You pick up a hammer and a nail, and you pound that nail into a board. Are you a carpenter?
You make a toolbox in high school. Are you a carpenter now?
You make a bed frame. It doesn’t fall apart. How about now? Would you advertise as a carpenter? Would you charge people because your work is that amazing?
Not likely. Without studying the craft, without learning and years of figuring out how to make the best pieces, you wouldn’t dare charge someone for your services. Because you’d be offering them something amateur, something not as nearly as good as someone who has actually spent the years putting in the work and training. Sure, you can sell pieces here and there that are good enough; but would you call yourself a carpenter? Could you build someone’s kitchen, someone’s fence, and know your skill was up to that level?
And, just because you can put together something decent, does that mean you can then tell people you can teach them how to make amazing furniture and become carpenters themselves?
This is how I feel about editing.
It takes hard work and years of learning under a guide to become a good editor. It takes someone helping, someone showing you how it’s done and what to look for. It’s about developing yourself as a professional so that when you charge someone, you know what the hell you’re doing. It’s editing manuscripts, and then having an actual editor go over them to show you what you missed, or how you could have done it better. It’s having a teacher to show you how editing is done.
And liking to read, or liking to write, doesn’t mean you have the ability to help other people develop a story, their voice, or their grammatical structures. It takes training.
And going through the editing process doesn’t make you an editor, any more than being cooked a great meal makes you a chef.
I see plenty of people who have written a book, (or maybe a few), or who have just gotten an English degree, or who simply read a lot, who then feel they can call themselves editors. Like, I can put together a sentence, so now I can tell you how to write your story…
It doesn’t work that way. And people who don’t train, who offer to be people’s editors without putting in the training and years of work, are doing authors a disservice. And when they charge low rates, they make it that much harder for editors who charge the industry standard to make a living doing what they’ve trained to do.

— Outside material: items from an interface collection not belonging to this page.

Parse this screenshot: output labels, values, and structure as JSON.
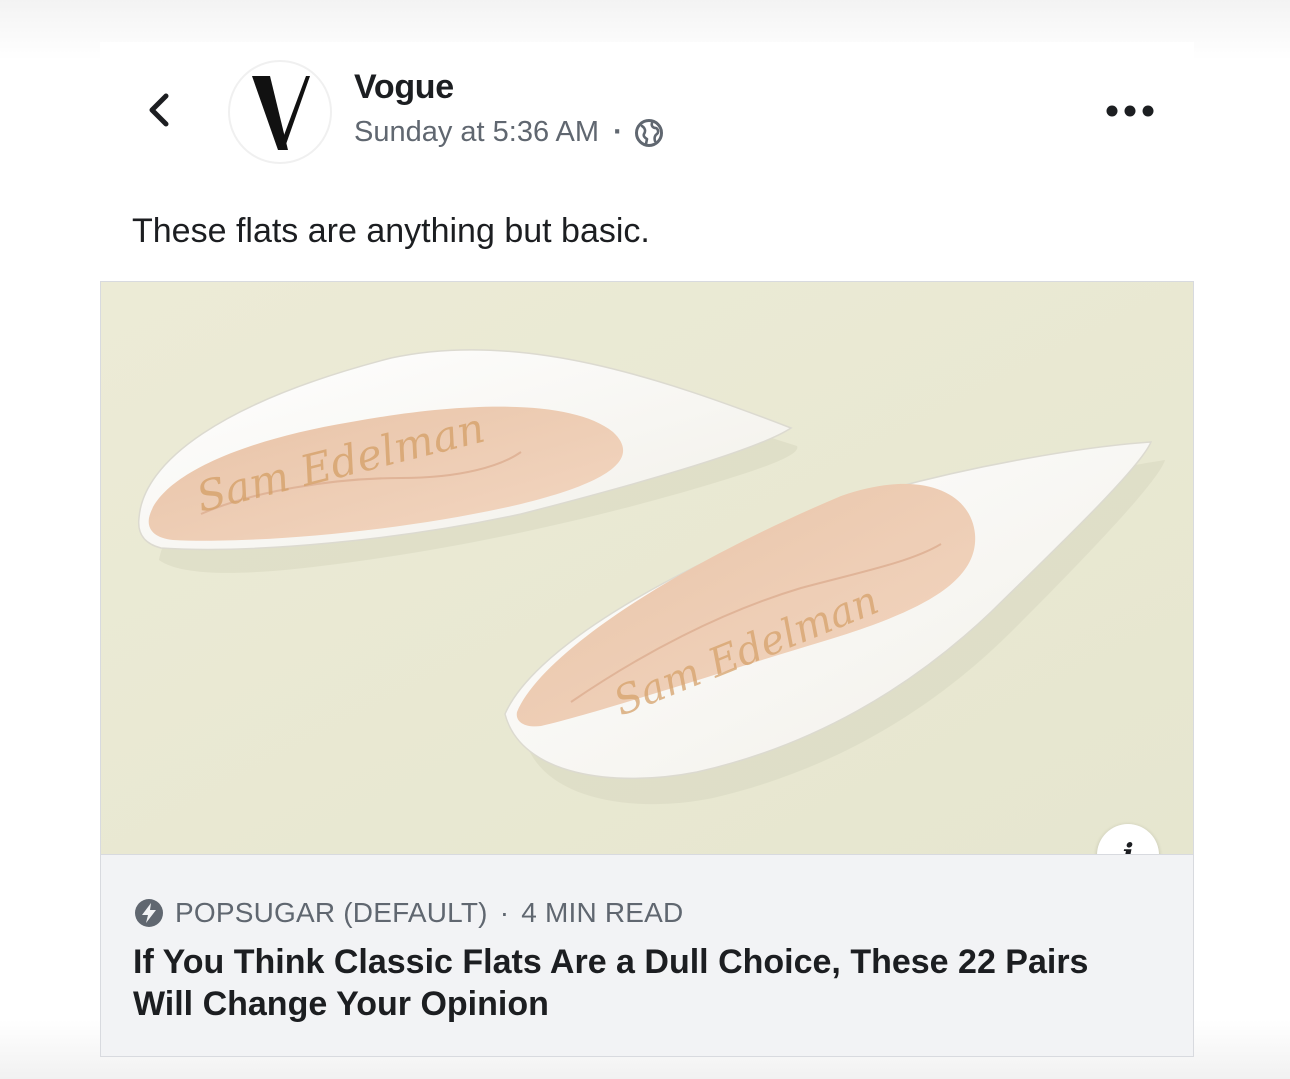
{
  "post": {
    "page_name": "Vogue",
    "timestamp": "Sunday at 5:36 AM",
    "separator": "·",
    "privacy_icon": "globe-icon",
    "more_icon": "more-horizontal-icon",
    "back_icon": "chevron-left-icon",
    "text": "These flats are anything but basic."
  },
  "link": {
    "image_alt": "white pointed-toe flats",
    "source_icon": "bolt-icon",
    "source": "POPSUGAR (DEFAULT)",
    "separator": "·",
    "read_time": "4 MIN READ",
    "headline": "If You Think Classic Flats Are a Dull Choice, These 22 Pairs Will Change Your Opinion",
    "info_icon": "info-icon",
    "info_glyph": "i"
  },
  "colors": {
    "text_primary": "#1c1e21",
    "text_secondary": "#606770",
    "footer_bg": "#f2f3f5",
    "image_bg": "#e9e9d4"
  }
}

Frankly, when people feel they can do your job without any training or background, it’s insulting and dispiriting. That may sound harsh, but to me, it’s true. I wouldn’t walk into your place of work, watch you for a few hours, file a few pieces of paper, and then decide I could do what you do, because how hard could it be? You’d be insulted too, I think.
If you want to be an editor, if you want to call yourself an editor, then train to be one. Get an apprenticeship, learn under someone, do the work. Don’t charge people for a few boards you’ve slapped together. It’s unfair to them, and it’s unfair to the profession.